What lines below hold the string "icon"? Copy them all.

» Records for this exercise:
────
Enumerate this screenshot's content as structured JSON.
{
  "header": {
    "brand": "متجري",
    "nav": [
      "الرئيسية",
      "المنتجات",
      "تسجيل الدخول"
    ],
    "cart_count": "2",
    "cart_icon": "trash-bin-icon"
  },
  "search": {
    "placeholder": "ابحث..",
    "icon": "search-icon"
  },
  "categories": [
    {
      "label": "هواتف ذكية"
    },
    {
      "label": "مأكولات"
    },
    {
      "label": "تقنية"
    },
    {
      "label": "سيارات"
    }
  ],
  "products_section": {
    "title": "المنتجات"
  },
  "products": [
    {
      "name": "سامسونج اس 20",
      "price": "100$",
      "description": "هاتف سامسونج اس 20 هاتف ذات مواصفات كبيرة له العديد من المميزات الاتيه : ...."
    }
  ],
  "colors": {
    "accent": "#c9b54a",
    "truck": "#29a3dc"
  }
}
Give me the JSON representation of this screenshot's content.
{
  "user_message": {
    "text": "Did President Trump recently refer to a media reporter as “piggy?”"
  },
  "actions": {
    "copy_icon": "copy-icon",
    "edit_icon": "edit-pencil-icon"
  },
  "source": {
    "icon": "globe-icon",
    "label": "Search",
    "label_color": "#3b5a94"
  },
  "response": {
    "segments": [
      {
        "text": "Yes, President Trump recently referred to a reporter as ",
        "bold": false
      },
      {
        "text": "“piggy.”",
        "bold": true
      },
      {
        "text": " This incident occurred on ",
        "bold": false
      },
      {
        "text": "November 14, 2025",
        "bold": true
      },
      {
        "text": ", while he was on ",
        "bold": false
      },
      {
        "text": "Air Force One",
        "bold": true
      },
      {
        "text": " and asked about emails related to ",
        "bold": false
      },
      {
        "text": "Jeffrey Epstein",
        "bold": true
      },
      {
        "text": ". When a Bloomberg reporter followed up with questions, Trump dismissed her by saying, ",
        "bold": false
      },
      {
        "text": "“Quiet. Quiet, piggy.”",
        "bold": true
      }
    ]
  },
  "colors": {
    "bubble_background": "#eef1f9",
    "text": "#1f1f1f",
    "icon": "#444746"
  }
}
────
» Final answer:
    "cart_icon": "trash-bin-icon"
    "icon": "search-icon"
    "copy_icon": "copy-icon",
    "edit_icon": "edit-pencil-icon"
    "icon": "globe-icon",
    "icon": "#444746"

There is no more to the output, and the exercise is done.